"We had to make a decision," he said. "If we're really going to have a decent go at this, I want to be able to help."
Cathy Kerns was only in her second year as Catholic's coach at the time. She wanted to have an "old school" approach, like her coach when she attended Catholic from 2001 to 2005, and was conflicted when Anibal Gonzalez approached her.
"It was difficult, to be honest," said Kerns, who ran cross country and played tennis at Stevenson before graduating in 2009.
The school and coach were reluctant, but eventually let Anibal coach Ellie.
The transition was difficult for everyone involved. Kerns, who said she was happy for Ellie Gonzalez's success, worries about the "weird dynamic" of having a runner separated from the team.
Ellie, meanwhile, said she joined cross country to represent her school and be part of a team, but her teammates were the ones who questioned her most.
"It's been a journey. At first, people didn't really understand why I was getting different treatment," she said. "But it has gotten better over the years."
The decision panned out in competition. Ellie Gonzalez, who has only been running regularly for three and a half years, broke the five-minute mile as a freshman and last year won her section at the 2013 New Balance Indoor Championships.

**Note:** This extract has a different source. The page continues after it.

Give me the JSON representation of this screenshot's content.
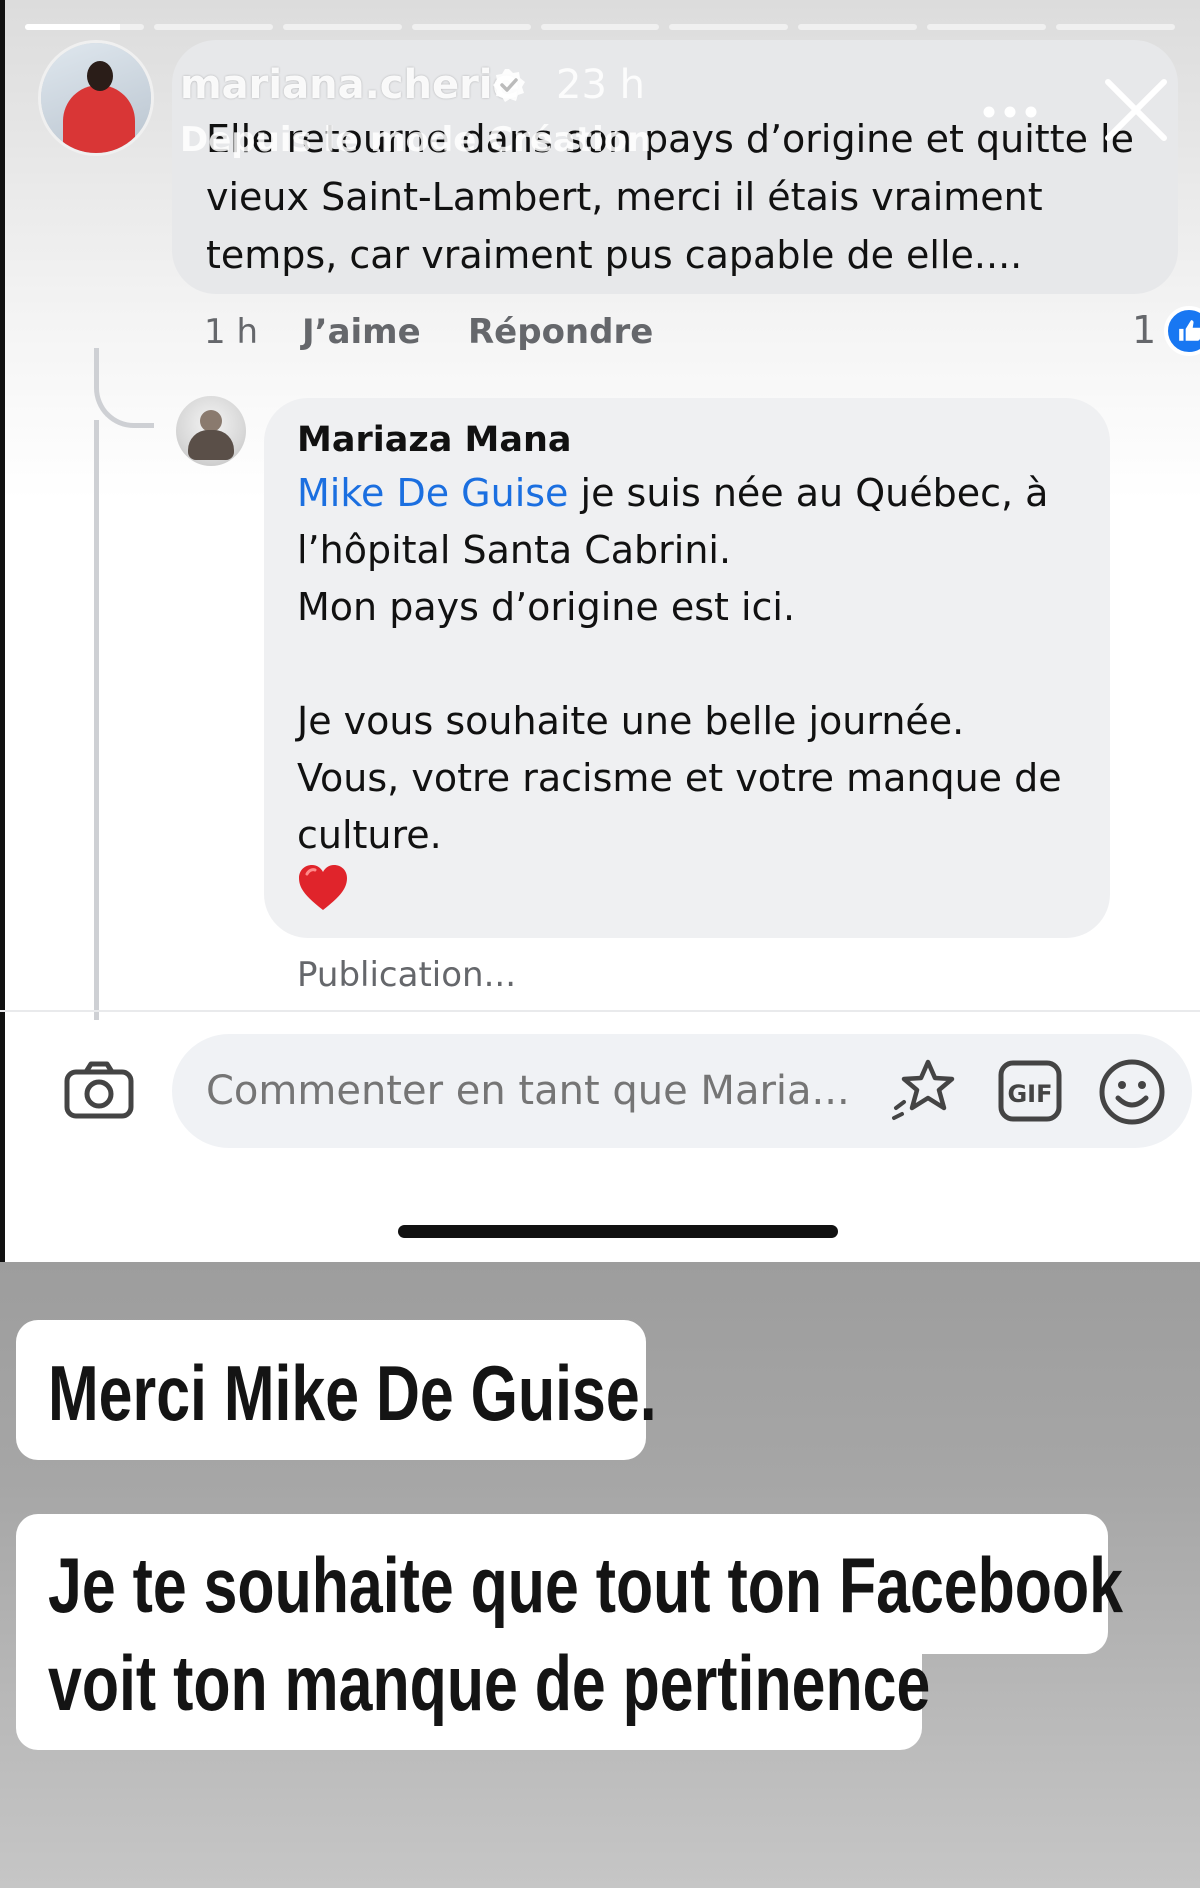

Her quick ascent might seem surprising, but her dad sees it as the result of quantifiable work.
"The plan is to improve between 1 and 3 percent every year. It's not terribly complicated, it's not very sophisticated," he said. "Her running times correlated with the training we were doing."
The plan includes two "hard days" a week, usually involving repeat 800-yard or 1,000-yard sprints. It involves running longer distances in between hard days, with a day off from running once every two weeks. The plan doesn't take a break for holidays or summer vacation.
Most importantly, the plan is a constant dialogue between a coach and his daughter.
"I'm not married to a workout," Anibal said. "There have been days when we had something specific in the workout planned and Ellie has gone to me and said, 'Dad, I don't have it in me today.' And I said, 'OK,' and we'll change it."
The plan has led to numerous awards, but the many medals and trophies, are in a box stored unceremoniously under Ellie's bed. Even in her IAAM championship win this year, the ultra-competitive runner was disappointed because her time was 27 seconds off last year's championship pace.